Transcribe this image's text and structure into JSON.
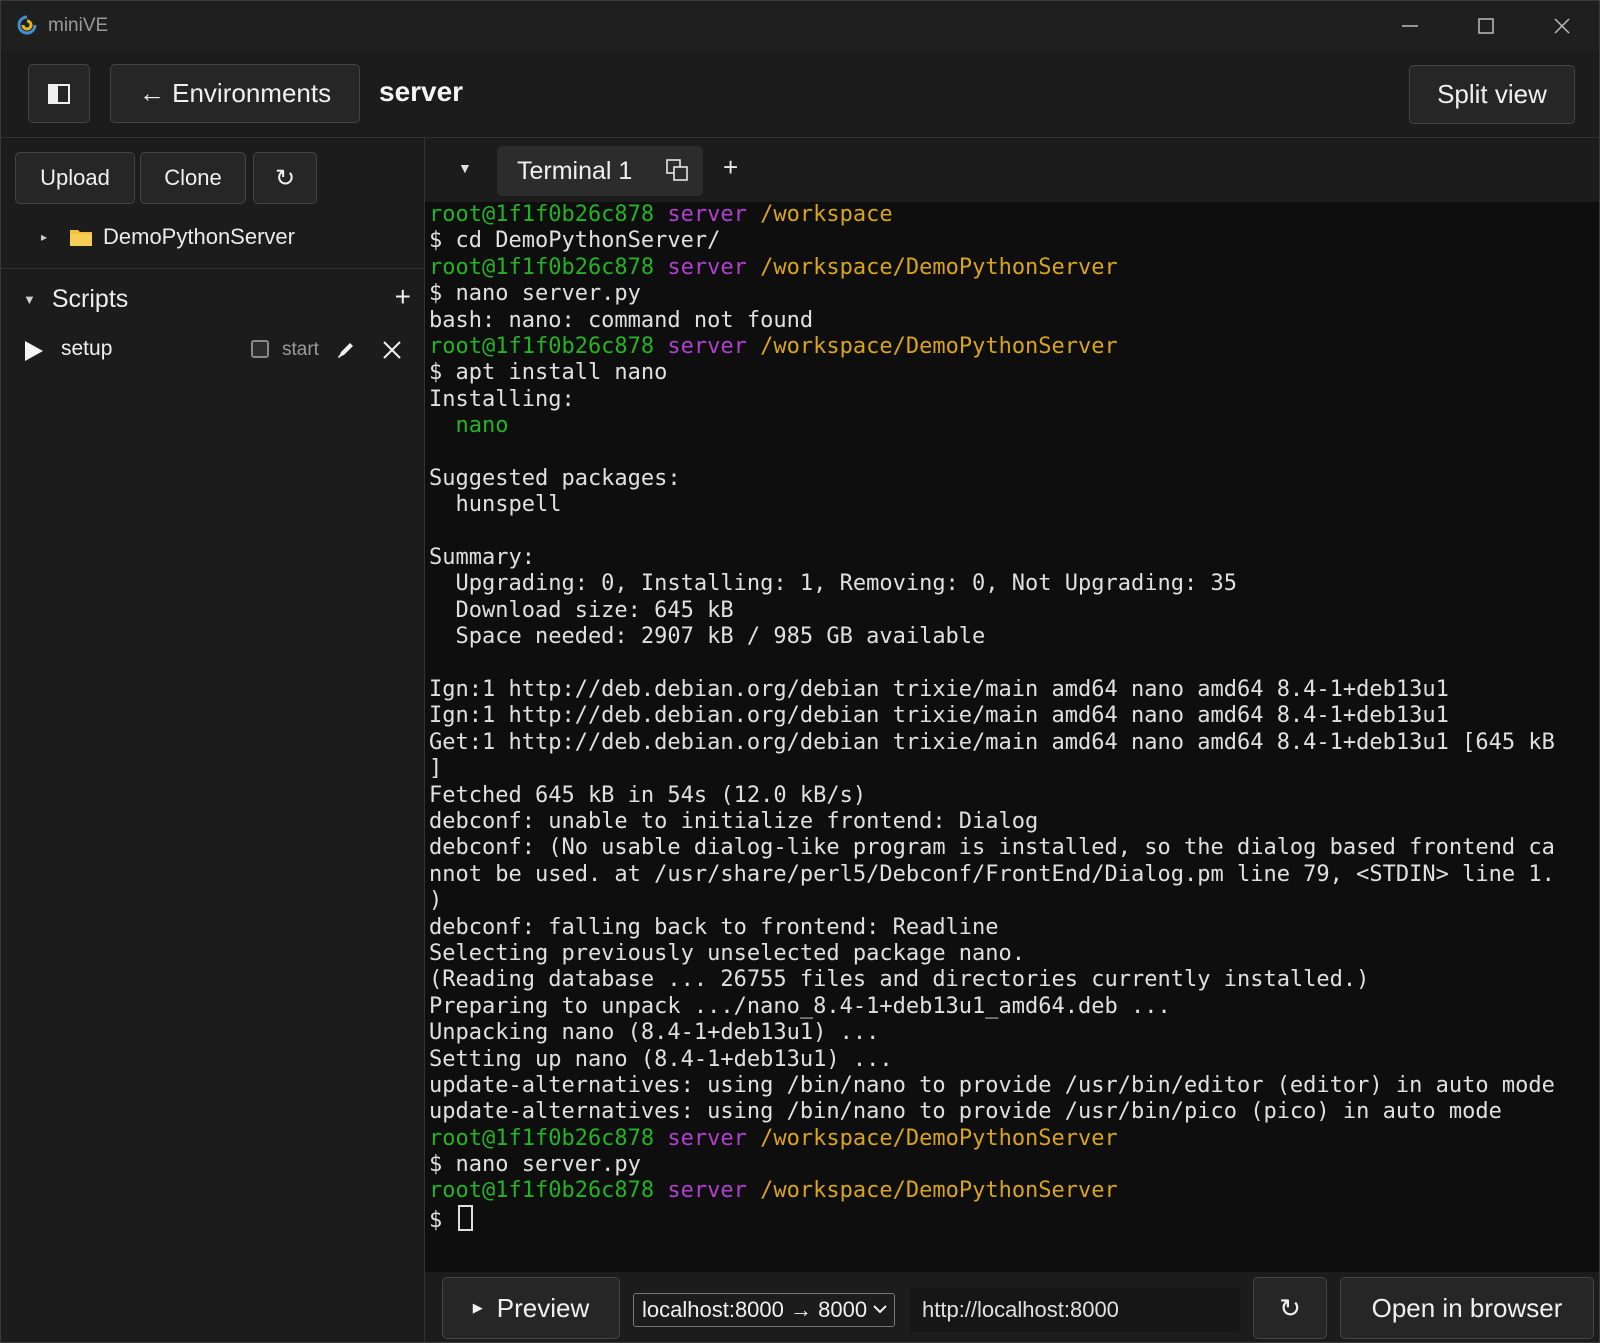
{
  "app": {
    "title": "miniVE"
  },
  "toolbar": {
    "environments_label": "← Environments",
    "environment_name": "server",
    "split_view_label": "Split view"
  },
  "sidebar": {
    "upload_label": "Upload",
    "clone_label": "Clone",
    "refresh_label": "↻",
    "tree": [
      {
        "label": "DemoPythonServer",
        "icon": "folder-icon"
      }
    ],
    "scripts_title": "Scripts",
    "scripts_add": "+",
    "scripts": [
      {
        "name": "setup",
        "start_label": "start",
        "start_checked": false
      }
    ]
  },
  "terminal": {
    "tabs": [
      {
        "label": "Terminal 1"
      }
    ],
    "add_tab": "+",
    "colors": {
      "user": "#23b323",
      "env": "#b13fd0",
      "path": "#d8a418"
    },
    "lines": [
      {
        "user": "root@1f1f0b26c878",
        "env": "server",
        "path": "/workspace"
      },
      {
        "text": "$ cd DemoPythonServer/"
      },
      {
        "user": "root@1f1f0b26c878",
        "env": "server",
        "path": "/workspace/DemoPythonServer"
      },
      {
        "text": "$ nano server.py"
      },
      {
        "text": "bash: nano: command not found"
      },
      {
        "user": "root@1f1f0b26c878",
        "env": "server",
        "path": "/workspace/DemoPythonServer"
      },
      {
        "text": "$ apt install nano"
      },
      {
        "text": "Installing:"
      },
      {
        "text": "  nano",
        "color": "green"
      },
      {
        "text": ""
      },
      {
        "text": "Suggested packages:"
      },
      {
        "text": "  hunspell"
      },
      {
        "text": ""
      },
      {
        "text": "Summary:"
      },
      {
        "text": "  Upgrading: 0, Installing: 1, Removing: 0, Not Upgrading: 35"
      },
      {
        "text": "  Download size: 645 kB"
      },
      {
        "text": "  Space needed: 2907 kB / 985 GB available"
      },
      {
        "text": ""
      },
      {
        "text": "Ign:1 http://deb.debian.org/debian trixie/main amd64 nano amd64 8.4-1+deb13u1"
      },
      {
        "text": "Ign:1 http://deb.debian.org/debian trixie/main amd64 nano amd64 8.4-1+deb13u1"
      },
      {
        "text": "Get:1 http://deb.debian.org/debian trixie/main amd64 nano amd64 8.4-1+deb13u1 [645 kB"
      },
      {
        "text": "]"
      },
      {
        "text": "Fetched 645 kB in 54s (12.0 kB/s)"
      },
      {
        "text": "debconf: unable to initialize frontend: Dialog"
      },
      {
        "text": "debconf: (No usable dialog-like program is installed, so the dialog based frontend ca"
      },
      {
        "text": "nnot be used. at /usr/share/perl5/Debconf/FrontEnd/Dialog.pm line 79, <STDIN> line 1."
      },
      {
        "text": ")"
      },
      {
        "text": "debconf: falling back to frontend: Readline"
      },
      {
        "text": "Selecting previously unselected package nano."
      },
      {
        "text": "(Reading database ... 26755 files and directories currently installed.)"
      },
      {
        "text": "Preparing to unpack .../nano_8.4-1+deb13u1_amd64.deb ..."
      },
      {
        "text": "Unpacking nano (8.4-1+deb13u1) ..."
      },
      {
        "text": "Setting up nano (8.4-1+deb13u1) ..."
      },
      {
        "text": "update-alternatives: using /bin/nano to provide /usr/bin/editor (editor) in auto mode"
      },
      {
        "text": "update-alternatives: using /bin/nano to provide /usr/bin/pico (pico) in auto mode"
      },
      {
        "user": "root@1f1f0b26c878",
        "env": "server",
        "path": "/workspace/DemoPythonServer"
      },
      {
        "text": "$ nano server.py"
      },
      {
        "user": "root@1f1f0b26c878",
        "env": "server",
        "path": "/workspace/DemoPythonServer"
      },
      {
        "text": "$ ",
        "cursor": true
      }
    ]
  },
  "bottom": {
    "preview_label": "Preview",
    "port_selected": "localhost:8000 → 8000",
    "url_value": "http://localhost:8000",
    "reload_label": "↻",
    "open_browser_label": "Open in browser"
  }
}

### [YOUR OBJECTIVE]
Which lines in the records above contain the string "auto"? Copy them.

### [SOLVED PROBLEM]
        "text": "update-alternatives: using /bin/nano to provide /usr/bin/editor (editor) in auto mode"
        "text": "update-alternatives: using /bin/nano to provide /usr/bin/pico (pico) in auto mode"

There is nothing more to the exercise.